_RECORDS SHOWN_
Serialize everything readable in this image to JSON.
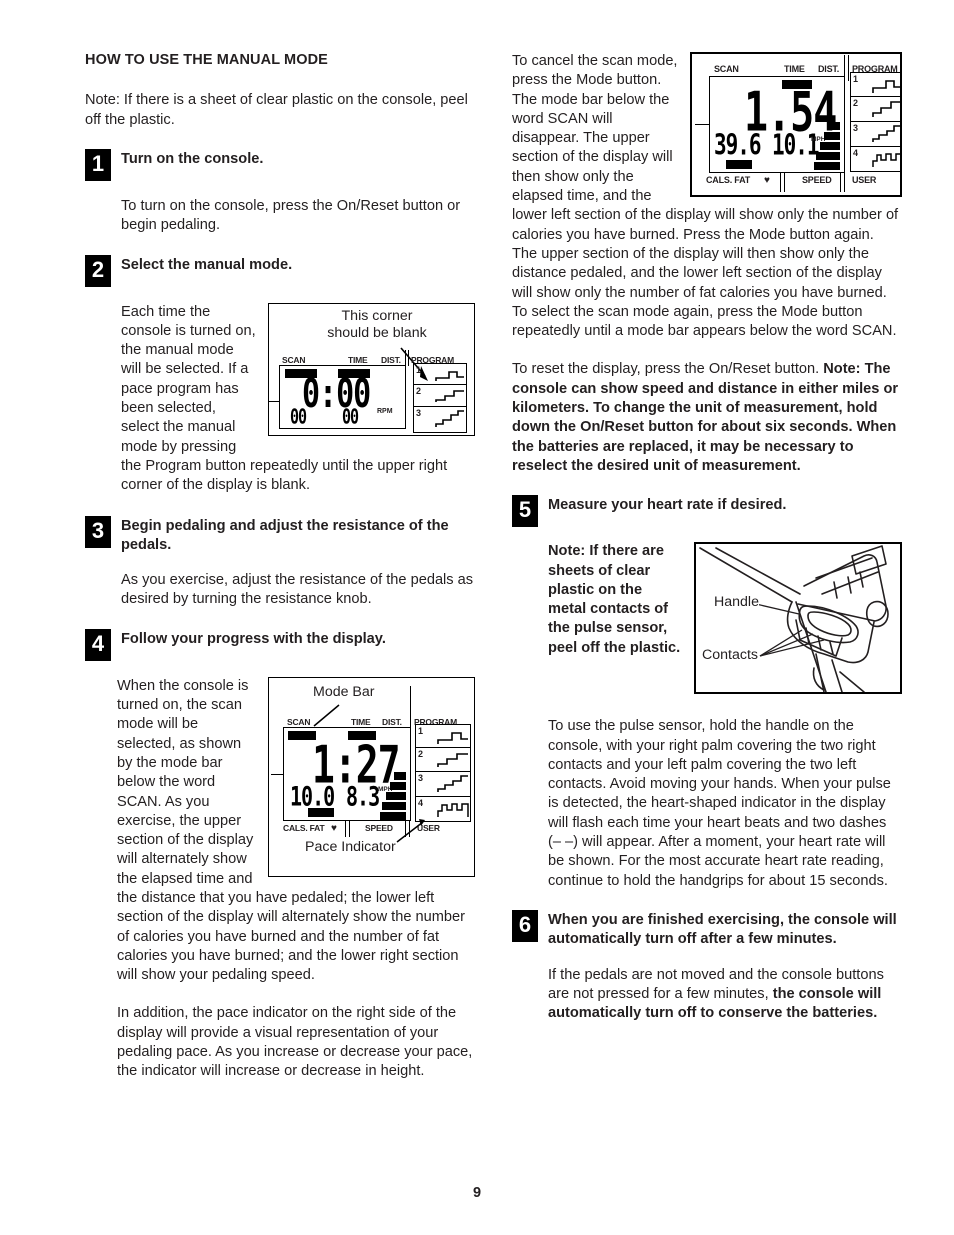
{
  "page": {
    "number": "9",
    "section_title": "HOW TO USE THE MANUAL MODE"
  },
  "left_column": {
    "intro_note": "Note: If there is a sheet of clear plastic on the console, peel off the plastic.",
    "steps": [
      {
        "number": "1",
        "heading": "Turn on the console.",
        "body": "To turn on the console, press the On/Reset button or begin pedaling."
      },
      {
        "number": "2",
        "heading": "Select the manual mode.",
        "body_wrap": "Each time the console is turned on, the manual mode will be selected. If a pace program has been selected, select the manual mode by pressing the Program button repeatedly until the upper right corner of the display is blank."
      },
      {
        "number": "3",
        "heading": "Begin pedaling and adjust the resistance of the pedals.",
        "body": "As you exercise, adjust the resistance of the pedals as desired by turning the resistance knob."
      },
      {
        "number": "4",
        "heading": "Follow your progress with the display.",
        "body_wrap": "When the console is turned on, the scan mode will be selected, as shown by the mode bar below the word SCAN. As you exercise, the upper section of the display will alternately show the elapsed time and the distance that you have pedaled; the lower left section of the display will alternately show the number of calories you have burned and the number of fat calories you have burned; and the lower right section will show your pedaling speed.",
        "body_extra": "In addition, the pace indicator on the right side of the display will provide a visual representation of your pedaling pace. As you increase or decrease your pace, the indicator will increase or decrease in height."
      }
    ]
  },
  "right_column": {
    "scan_paragraph": "To cancel the scan mode, press the Mode button. The mode bar below the word SCAN will disappear. The upper section of the display will then show only the elapsed time, and the lower left section of the display will show only the number of calories you have burned. Press the Mode button again. The upper section of the display will then show only the distance pedaled, and the lower left section of the display will show only the number of fat calories you have burned. To select the scan mode again, press the Mode button repeatedly until a mode bar appears below the word SCAN.",
    "reset_text": "To reset the display, press the On/Reset button. ",
    "reset_note_bold": "Note: The console can show speed and distance in either miles or kilometers. To change the unit of measurement, hold down the On/Reset button for about six seconds. When the batteries are replaced, it may be necessary to reselect the desired unit of measurement.",
    "steps": [
      {
        "number": "5",
        "heading": "Measure your heart rate if desired.",
        "note_bold": "Note: If there are sheets of clear plastic on the metal contacts of the pulse sensor, peel off the plastic.",
        "body": "To use the pulse sensor, hold the handle on the console, with your right palm covering the two right contacts and your left palm covering the two left contacts. Avoid moving your hands. When your pulse is detected, the heart-shaped indicator in the display will flash each time your heart beats and two dashes (– –) will appear. After a moment, your heart rate will be shown. For the most accurate heart rate reading, continue to hold the handgrips for about 15 seconds."
      },
      {
        "number": "6",
        "heading": "When you are finished exercising, the console will automatically turn off after a few minutes.",
        "body_plain": "If the pedals are not moved and the console buttons are not pressed for a few minutes, ",
        "body_bold": "the console will automatically turn off to conserve the batteries."
      }
    ]
  },
  "figures": {
    "console_top_right": {
      "name": "console-display-distance-mode",
      "labels_top": [
        "SCAN",
        "TIME",
        "DIST.",
        "PROGRAM"
      ],
      "labels_bottom": [
        "CALS. FAT",
        "SPEED",
        "USER"
      ],
      "upper_value": "1.54",
      "lower_left_value": "39.6",
      "lower_right_value": "10.1",
      "lower_right_unit": "MPH",
      "active_mode_top": "DIST.",
      "active_mode_bottom": "CALS. FAT",
      "heart_icon": "♥",
      "program_icons": [
        "1",
        "2",
        "3",
        "4"
      ]
    },
    "console_step2": {
      "name": "console-display-blank-corner",
      "callout": "This corner\nshould be blank",
      "callout_line1": "This corner",
      "callout_line2": "should be blank",
      "labels_top": [
        "SCAN",
        "TIME",
        "DIST.",
        "PROGRAM"
      ],
      "upper_value": "0:00",
      "lower_left_value": "00",
      "lower_right_value": "00",
      "lower_right_unit": "RPM",
      "program_icons": [
        "1",
        "2",
        "3"
      ]
    },
    "console_step4": {
      "name": "console-display-scan-mode",
      "callout_top": "Mode Bar",
      "callout_bottom": "Pace Indicator",
      "labels_top": [
        "SCAN",
        "TIME",
        "DIST.",
        "PROGRAM"
      ],
      "labels_bottom": [
        "CALS. FAT",
        "SPEED",
        "USER"
      ],
      "upper_value": "1:27",
      "lower_left_value": "10.0",
      "lower_right_value": "8.3",
      "lower_right_unit": "MPH",
      "active_mode_top": [
        "SCAN",
        "TIME"
      ],
      "active_mode_bottom": "CALS. FAT",
      "heart_icon": "♥",
      "program_icons": [
        "1",
        "2",
        "3",
        "4"
      ]
    },
    "handle_figure": {
      "name": "pulse-sensor-handle-illustration",
      "label_handle": "Handle",
      "label_contacts": "Contacts"
    }
  }
}
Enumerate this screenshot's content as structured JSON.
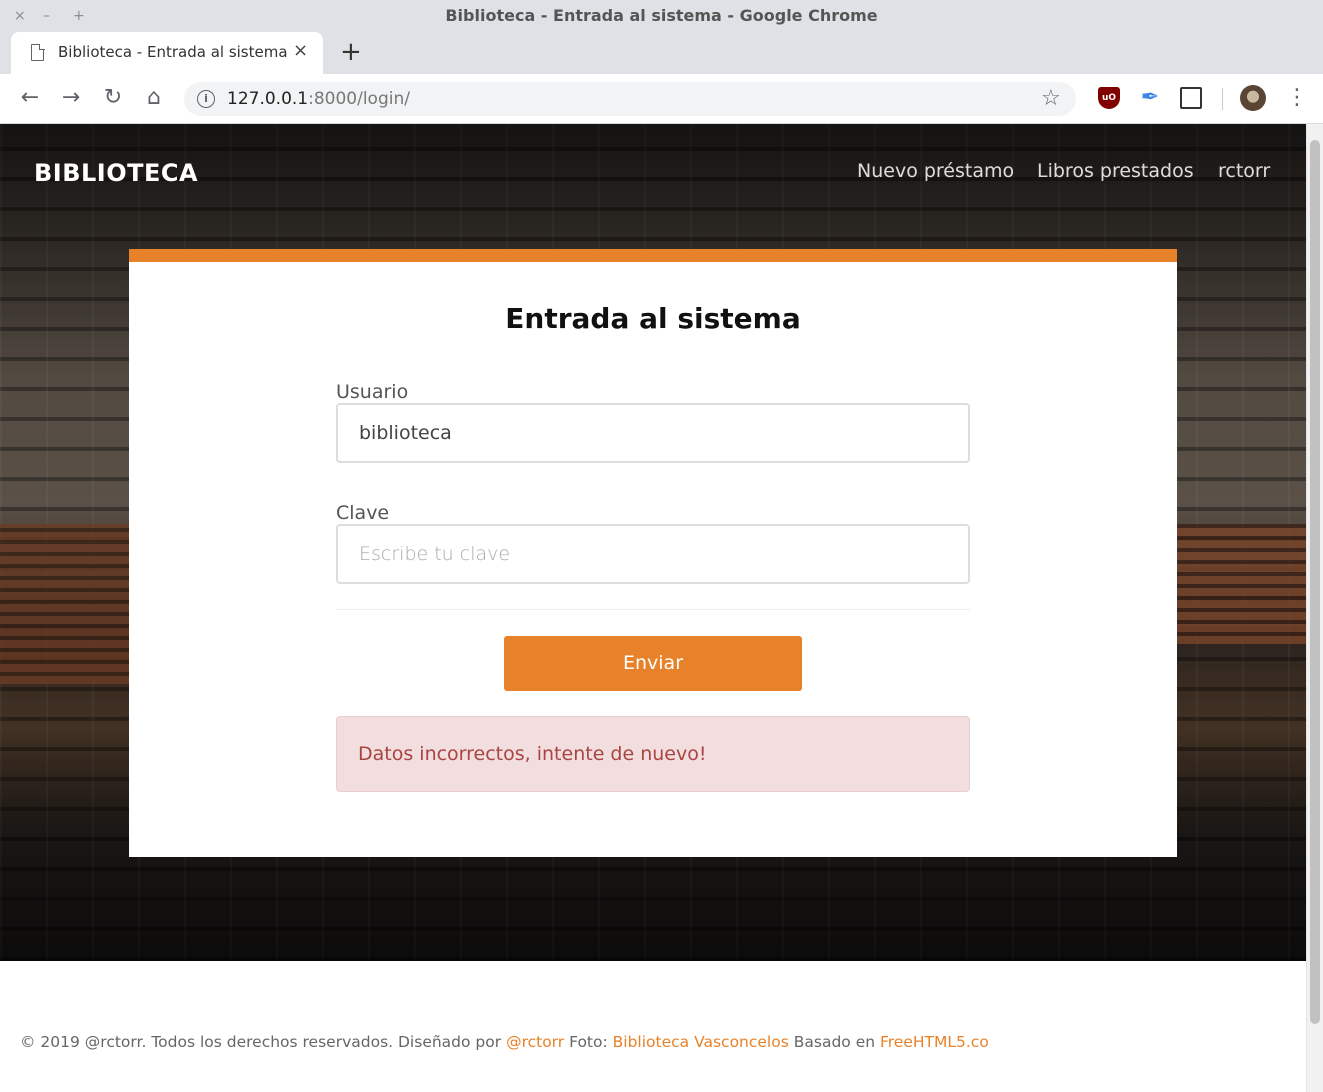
{
  "window": {
    "title": "Biblioteca - Entrada al sistema - Google Chrome",
    "controls": {
      "close": "×",
      "minimize": "–",
      "maximize": "+"
    }
  },
  "tab": {
    "title": "Biblioteca - Entrada al sistema",
    "close": "×",
    "new_tab": "+"
  },
  "toolbar": {
    "back": "←",
    "forward": "→",
    "reload": "↻",
    "home": "⌂",
    "url_host": "127.0.0.1",
    "url_rest": ":8000/login/",
    "star": "☆",
    "extensions": [
      "ublock-origin-icon",
      "feather-extension-icon",
      "screenshot-extension-icon"
    ],
    "ublock_label": "uO",
    "feather_glyph": "✒",
    "menu": "⋮"
  },
  "site": {
    "brand": "BIBLIOTECA",
    "nav": [
      "Nuevo préstamo",
      "Libros prestados",
      "rctorr"
    ]
  },
  "login": {
    "title": "Entrada al sistema",
    "username_label": "Usuario",
    "username_value": "biblioteca",
    "password_label": "Clave",
    "password_placeholder": "Escribe tu clave",
    "submit_label": "Enviar",
    "error_message": "Datos incorrectos, intente de nuevo!"
  },
  "footer": {
    "prefix": "© 2019 @rctorr. Todos los derechos reservados. Diseñado por ",
    "designer_link": "@rctorr",
    "photo_prefix": " Foto: ",
    "photo_link": "Biblioteca Vasconcelos",
    "based_prefix": " Basado en ",
    "based_link": "FreeHTML5.co"
  },
  "colors": {
    "accent": "#e8822a",
    "alert_bg": "#f2dede",
    "alert_text": "#a94442"
  }
}
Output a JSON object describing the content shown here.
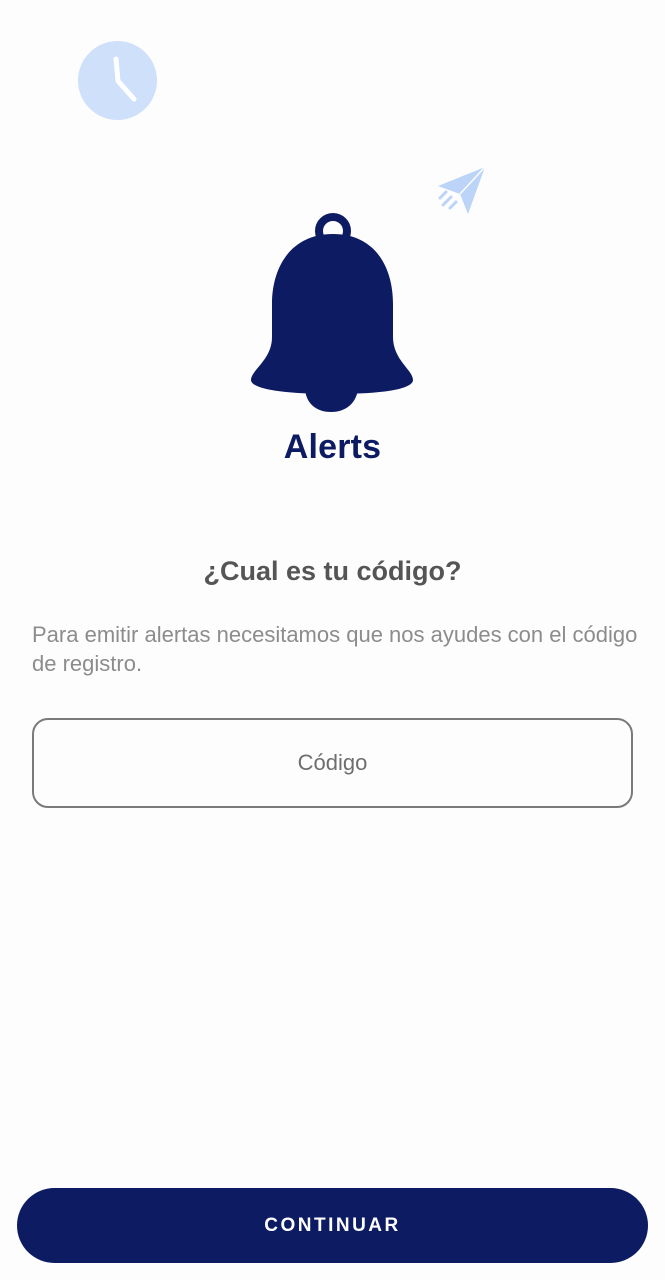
{
  "app": {
    "name": "Alerts"
  },
  "decorations": {
    "clock_icon": "clock-icon",
    "plane_icon": "paper-plane-icon",
    "bell_icon": "bell-icon",
    "accent_light": "#cfe0fb",
    "brand_color": "#0d1b63"
  },
  "content": {
    "question": "¿Cual es tu código?",
    "description": "Para emitir alertas necesitamos que nos ayudes con el código de registro."
  },
  "code_input": {
    "value": "",
    "placeholder": "Código"
  },
  "footer": {
    "continue_label": "CONTINUAR"
  }
}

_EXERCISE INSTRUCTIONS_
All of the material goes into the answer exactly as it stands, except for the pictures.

_RESPONSE AREA_
Serialize everything readable in this image to JSON.
{
  "page": {
    "number": "9",
    "section_title": "HOW TO USE THE MANUAL MODE"
  },
  "left_column": {
    "intro_note": "Note: If there is a sheet of clear plastic on the console, peel off the plastic.",
    "steps": [
      {
        "number": "1",
        "heading": "Turn on the console.",
        "body": "To turn on the console, press the On/Reset button or begin pedaling."
      },
      {
        "number": "2",
        "heading": "Select the manual mode.",
        "body_wrap": "Each time the console is turned on, the manual mode will be selected. If a pace program has been selected, select the manual mode by pressing the Program button repeatedly until the upper right corner of the display is blank."
      },
      {
        "number": "3",
        "heading": "Begin pedaling and adjust the resistance of the pedals.",
        "body": "As you exercise, adjust the resistance of the pedals as desired by turning the resistance knob."
      },
      {
        "number": "4",
        "heading": "Follow your progress with the display.",
        "body_wrap": "When the console is turned on, the scan mode will be selected, as shown by the mode bar below the word SCAN. As you exercise, the upper section of the display will alternately show the elapsed time and the distance that you have pedaled; the lower left section of the display will alternately show the number of calories you have burned and the number of fat calories you have burned; and the lower right section will show your pedaling speed.",
        "body_extra": "In addition, the pace indicator on the right side of the display will provide a visual representation of your pedaling pace. As you increase or decrease your pace, the indicator will increase or decrease in height."
      }
    ]
  },
  "right_column": {
    "scan_paragraph": "To cancel the scan mode, press the Mode button. The mode bar below the word SCAN will disappear. The upper section of the display will then show only the elapsed time, and the lower left section of the display will show only the number of calories you have burned. Press the Mode button again. The upper section of the display will then show only the distance pedaled, and the lower left section of the display will show only the number of fat calories you have burned. To select the scan mode again, press the Mode button repeatedly until a mode bar appears below the word SCAN.",
    "reset_text": "To reset the display, press the On/Reset button. ",
    "reset_note_bold": "Note: The console can show speed and distance in either miles or kilometers. To change the unit of measurement, hold down the On/Reset button for about six seconds. When the batteries are replaced, it may be necessary to reselect the desired unit of measurement.",
    "steps": [
      {
        "number": "5",
        "heading": "Measure your heart rate if desired.",
        "note_bold": "Note: If there are sheets of clear plastic on the metal contacts of the pulse sensor, peel off the plastic.",
        "body": "To use the pulse sensor, hold the handle on the console, with your right palm covering the two right contacts and your left palm covering the two left contacts. Avoid moving your hands. When your pulse is detected, the heart-shaped indicator in the display will flash each time your heart beats and two dashes (– –) will appear. After a moment, your heart rate will be shown. For the most accurate heart rate reading, continue to hold the handgrips for about 15 seconds."
      },
      {
        "number": "6",
        "heading": "When you are finished exercising, the console will automatically turn off after a few minutes.",
        "body_plain": "If the pedals are not moved and the console buttons are not pressed for a few minutes, ",
        "body_bold": "the console will automatically turn off to conserve the batteries."
      }
    ]
  },
  "figures": {
    "console_top_right": {
      "name": "console-display-distance-mode",
      "labels_top": [
        "SCAN",
        "TIME",
        "DIST.",
        "PROGRAM"
      ],
      "labels_bottom": [
        "CALS. FAT",
        "SPEED",
        "USER"
      ],
      "upper_value": "1.54",
      "lower_left_value": "39.6",
      "lower_right_value": "10.1",
      "lower_right_unit": "MPH",
      "active_mode_top": "DIST.",
      "active_mode_bottom": "CALS. FAT",
      "heart_icon": "♥",
      "program_icons": [
        "1",
        "2",
        "3",
        "4"
      ]
    },
    "console_step2": {
      "name": "console-display-blank-corner",
      "callout": "This corner\nshould be blank",
      "callout_line1": "This corner",
      "callout_line2": "should be blank",
      "labels_top": [
        "SCAN",
        "TIME",
        "DIST.",
        "PROGRAM"
      ],
      "upper_value": "0:00",
      "lower_left_value": "00",
      "lower_right_value": "00",
      "lower_right_unit": "RPM",
      "program_icons": [
        "1",
        "2",
        "3"
      ]
    },
    "console_step4": {
      "name": "console-display-scan-mode",
      "callout_top": "Mode Bar",
      "callout_bottom": "Pace Indicator",
      "labels_top": [
        "SCAN",
        "TIME",
        "DIST.",
        "PROGRAM"
      ],
      "labels_bottom": [
        "CALS. FAT",
        "SPEED",
        "USER"
      ],
      "upper_value": "1:27",
      "lower_left_value": "10.0",
      "lower_right_value": "8.3",
      "lower_right_unit": "MPH",
      "active_mode_top": [
        "SCAN",
        "TIME"
      ],
      "active_mode_bottom": "CALS. FAT",
      "heart_icon": "♥",
      "program_icons": [
        "1",
        "2",
        "3",
        "4"
      ]
    },
    "handle_figure": {
      "name": "pulse-sensor-handle-illustration",
      "label_handle": "Handle",
      "label_contacts": "Contacts"
    }
  }
}
Enumerate this screenshot's content as structured JSON.
{
  "window": {
    "title": "Biblioteca - Entrada al sistema - Google Chrome",
    "controls": {
      "close": "×",
      "minimize": "–",
      "maximize": "+"
    }
  },
  "tab": {
    "title": "Biblioteca - Entrada al sistema",
    "close": "×",
    "new_tab": "+"
  },
  "toolbar": {
    "back": "←",
    "forward": "→",
    "reload": "↻",
    "home": "⌂",
    "url_host": "127.0.0.1",
    "url_rest": ":8000/login/",
    "star": "☆",
    "extensions": [
      "ublock-origin-icon",
      "feather-extension-icon",
      "screenshot-extension-icon"
    ],
    "ublock_label": "uO",
    "feather_glyph": "✒",
    "menu": "⋮"
  },
  "site": {
    "brand": "BIBLIOTECA",
    "nav": [
      "Nuevo préstamo",
      "Libros prestados",
      "rctorr"
    ]
  },
  "login": {
    "title": "Entrada al sistema",
    "username_label": "Usuario",
    "username_value": "biblioteca",
    "password_label": "Clave",
    "password_placeholder": "Escribe tu clave",
    "submit_label": "Enviar",
    "error_message": "Datos incorrectos, intente de nuevo!"
  },
  "footer": {
    "prefix": "© 2019 @rctorr. Todos los derechos reservados. Diseñado por ",
    "designer_link": "@rctorr",
    "photo_prefix": " Foto: ",
    "photo_link": "Biblioteca Vasconcelos",
    "based_prefix": " Basado en ",
    "based_link": "FreeHTML5.co"
  },
  "colors": {
    "accent": "#e8822a",
    "alert_bg": "#f2dede",
    "alert_text": "#a94442"
  }
}
Output a JSON object describing the content shown here.
{
  "app": {
    "name": "Alerts"
  },
  "decorations": {
    "clock_icon": "clock-icon",
    "plane_icon": "paper-plane-icon",
    "bell_icon": "bell-icon",
    "accent_light": "#cfe0fb",
    "brand_color": "#0d1b63"
  },
  "content": {
    "question": "¿Cual es tu código?",
    "description": "Para emitir alertas necesitamos que nos ayudes con el código de registro."
  },
  "code_input": {
    "value": "",
    "placeholder": "Código"
  },
  "footer": {
    "continue_label": "CONTINUAR"
  }
}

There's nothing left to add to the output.